Problem statement - Note how many lines in these entries contain "outline", and reply with that number alone.

*** Dataset

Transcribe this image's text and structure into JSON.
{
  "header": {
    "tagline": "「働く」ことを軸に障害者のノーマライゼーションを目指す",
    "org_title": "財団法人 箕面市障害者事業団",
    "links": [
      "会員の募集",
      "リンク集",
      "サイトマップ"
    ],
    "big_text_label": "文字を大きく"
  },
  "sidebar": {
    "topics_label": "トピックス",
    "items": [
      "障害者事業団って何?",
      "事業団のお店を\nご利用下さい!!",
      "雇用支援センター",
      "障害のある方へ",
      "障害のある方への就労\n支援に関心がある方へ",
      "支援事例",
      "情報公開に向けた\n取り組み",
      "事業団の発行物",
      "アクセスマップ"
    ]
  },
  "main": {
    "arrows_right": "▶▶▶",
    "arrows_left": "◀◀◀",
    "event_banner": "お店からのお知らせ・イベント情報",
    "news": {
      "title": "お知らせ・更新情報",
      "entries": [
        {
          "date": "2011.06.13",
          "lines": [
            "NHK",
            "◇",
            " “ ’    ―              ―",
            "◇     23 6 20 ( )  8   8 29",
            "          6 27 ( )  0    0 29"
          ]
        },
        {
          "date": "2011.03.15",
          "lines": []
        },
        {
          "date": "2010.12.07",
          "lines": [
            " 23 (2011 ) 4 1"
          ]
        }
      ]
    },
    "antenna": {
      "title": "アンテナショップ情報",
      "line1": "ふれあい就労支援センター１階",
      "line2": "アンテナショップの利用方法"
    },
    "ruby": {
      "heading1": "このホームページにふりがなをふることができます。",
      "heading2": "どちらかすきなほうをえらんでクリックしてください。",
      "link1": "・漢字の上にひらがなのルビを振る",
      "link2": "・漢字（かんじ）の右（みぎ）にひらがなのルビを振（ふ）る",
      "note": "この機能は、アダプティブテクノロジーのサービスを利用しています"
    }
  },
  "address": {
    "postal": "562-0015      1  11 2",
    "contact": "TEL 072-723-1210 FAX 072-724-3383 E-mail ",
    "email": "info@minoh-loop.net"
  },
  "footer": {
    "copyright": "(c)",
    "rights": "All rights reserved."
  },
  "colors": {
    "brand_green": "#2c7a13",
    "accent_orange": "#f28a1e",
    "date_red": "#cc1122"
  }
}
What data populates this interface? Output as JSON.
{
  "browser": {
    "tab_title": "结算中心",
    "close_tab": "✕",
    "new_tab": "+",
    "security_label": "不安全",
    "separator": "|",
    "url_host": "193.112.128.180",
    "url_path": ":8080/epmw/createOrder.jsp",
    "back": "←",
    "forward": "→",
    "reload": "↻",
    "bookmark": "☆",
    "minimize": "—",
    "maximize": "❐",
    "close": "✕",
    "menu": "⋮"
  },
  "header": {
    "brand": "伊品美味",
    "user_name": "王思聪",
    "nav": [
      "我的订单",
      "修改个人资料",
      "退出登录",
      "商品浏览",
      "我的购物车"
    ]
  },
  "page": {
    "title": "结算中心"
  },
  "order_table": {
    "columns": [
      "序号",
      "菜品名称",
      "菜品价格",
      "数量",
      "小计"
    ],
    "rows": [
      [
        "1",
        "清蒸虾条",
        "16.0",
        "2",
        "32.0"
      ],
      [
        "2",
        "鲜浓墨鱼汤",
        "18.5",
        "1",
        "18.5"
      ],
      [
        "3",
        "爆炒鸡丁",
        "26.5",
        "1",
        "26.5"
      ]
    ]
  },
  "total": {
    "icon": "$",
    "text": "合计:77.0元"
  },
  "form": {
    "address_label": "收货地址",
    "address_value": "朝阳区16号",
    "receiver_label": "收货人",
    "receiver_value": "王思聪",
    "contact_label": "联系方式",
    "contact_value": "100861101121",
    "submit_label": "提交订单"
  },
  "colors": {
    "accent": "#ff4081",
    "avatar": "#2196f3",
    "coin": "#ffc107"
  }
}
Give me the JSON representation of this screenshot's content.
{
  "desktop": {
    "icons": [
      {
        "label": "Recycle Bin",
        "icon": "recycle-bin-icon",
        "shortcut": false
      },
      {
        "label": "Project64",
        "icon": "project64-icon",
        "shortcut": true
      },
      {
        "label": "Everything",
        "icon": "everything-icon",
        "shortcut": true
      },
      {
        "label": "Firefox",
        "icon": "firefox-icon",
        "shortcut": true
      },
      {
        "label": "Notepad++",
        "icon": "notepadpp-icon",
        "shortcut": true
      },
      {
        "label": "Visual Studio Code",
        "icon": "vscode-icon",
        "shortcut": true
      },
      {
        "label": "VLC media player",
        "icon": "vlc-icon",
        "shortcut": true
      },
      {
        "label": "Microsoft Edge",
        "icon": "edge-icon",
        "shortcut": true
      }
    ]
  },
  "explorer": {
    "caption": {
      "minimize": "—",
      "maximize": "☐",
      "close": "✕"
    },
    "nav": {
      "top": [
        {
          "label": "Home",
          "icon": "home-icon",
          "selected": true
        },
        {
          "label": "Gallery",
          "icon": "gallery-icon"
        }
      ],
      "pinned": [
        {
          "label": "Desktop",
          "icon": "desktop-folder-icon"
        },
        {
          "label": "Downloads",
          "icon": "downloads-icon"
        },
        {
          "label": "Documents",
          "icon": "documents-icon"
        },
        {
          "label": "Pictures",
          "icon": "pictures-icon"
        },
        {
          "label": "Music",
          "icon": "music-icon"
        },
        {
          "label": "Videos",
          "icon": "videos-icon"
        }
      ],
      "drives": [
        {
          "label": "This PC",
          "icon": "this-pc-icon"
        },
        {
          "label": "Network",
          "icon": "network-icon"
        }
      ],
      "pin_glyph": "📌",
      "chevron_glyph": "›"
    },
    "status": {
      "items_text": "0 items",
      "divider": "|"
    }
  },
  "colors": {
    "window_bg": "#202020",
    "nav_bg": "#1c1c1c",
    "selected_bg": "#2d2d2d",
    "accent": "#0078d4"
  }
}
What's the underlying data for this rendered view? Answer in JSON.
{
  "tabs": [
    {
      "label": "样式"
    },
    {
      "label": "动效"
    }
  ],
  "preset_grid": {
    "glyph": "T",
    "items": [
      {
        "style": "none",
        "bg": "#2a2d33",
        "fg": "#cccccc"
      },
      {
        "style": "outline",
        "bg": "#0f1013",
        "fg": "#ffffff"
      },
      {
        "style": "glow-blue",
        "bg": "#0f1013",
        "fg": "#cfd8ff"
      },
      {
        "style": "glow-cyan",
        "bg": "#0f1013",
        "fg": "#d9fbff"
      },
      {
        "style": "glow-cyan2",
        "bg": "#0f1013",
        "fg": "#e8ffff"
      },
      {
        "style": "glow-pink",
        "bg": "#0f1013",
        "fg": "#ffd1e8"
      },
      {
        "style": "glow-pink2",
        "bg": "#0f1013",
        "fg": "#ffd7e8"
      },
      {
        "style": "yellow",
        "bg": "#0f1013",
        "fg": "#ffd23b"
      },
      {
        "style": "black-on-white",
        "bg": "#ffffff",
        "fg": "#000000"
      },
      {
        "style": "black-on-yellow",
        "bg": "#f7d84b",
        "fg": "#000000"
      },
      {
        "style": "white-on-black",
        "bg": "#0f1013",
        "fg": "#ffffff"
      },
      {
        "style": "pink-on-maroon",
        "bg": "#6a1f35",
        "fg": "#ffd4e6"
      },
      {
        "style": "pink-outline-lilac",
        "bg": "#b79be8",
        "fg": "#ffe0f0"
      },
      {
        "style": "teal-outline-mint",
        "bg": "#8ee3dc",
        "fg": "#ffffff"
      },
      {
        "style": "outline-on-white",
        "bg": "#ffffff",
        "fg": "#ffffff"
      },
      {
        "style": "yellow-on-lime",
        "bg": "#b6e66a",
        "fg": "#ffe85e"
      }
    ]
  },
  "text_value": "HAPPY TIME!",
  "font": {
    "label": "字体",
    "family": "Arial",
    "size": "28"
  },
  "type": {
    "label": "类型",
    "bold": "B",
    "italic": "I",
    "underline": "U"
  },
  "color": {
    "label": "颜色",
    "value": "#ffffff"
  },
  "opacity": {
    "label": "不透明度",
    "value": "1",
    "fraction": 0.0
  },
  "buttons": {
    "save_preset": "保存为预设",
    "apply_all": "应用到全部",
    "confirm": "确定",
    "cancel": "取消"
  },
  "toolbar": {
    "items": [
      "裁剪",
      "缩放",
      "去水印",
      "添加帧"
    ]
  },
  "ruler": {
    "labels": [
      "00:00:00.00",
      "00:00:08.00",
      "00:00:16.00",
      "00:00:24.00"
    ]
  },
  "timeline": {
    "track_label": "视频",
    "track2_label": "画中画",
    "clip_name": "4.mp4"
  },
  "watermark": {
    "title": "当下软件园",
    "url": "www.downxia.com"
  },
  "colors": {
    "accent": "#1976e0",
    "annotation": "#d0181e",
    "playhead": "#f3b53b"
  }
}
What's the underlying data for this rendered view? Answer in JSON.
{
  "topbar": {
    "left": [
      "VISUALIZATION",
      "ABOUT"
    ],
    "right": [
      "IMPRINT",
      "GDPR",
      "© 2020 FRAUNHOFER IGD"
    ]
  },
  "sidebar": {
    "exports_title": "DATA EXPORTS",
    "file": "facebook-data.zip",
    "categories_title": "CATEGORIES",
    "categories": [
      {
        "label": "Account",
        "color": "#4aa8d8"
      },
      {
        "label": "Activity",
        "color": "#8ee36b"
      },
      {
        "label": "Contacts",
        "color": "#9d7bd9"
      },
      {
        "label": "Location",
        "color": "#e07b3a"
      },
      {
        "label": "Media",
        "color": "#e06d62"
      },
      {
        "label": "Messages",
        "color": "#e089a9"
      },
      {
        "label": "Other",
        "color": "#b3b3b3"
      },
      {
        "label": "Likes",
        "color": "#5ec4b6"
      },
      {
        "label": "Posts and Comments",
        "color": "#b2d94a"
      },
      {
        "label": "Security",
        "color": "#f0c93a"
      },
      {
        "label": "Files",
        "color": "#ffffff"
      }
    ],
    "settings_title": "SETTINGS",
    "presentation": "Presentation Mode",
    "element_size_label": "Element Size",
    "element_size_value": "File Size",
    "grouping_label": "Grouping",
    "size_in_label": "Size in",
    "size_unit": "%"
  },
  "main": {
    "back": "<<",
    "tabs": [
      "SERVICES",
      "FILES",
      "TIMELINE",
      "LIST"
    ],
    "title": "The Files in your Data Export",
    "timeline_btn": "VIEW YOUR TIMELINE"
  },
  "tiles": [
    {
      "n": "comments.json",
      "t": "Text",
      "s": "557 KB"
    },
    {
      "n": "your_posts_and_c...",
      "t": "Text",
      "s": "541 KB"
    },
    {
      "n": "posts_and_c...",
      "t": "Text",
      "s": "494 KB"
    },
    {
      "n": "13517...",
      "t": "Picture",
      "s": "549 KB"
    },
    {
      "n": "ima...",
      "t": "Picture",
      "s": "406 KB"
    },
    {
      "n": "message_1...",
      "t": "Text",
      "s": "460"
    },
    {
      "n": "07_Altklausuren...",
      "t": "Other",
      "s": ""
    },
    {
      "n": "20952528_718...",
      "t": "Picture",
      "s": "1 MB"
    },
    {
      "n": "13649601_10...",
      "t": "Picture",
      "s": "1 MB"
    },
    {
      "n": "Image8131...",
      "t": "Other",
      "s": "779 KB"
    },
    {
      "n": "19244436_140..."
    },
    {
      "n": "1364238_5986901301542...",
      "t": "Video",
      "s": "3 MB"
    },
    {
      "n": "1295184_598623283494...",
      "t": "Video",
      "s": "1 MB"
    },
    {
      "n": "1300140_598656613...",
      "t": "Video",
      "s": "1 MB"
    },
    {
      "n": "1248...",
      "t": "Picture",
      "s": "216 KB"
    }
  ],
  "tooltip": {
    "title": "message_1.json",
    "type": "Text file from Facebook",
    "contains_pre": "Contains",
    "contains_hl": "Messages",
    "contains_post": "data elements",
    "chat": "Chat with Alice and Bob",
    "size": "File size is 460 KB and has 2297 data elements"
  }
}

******

Completed task - 4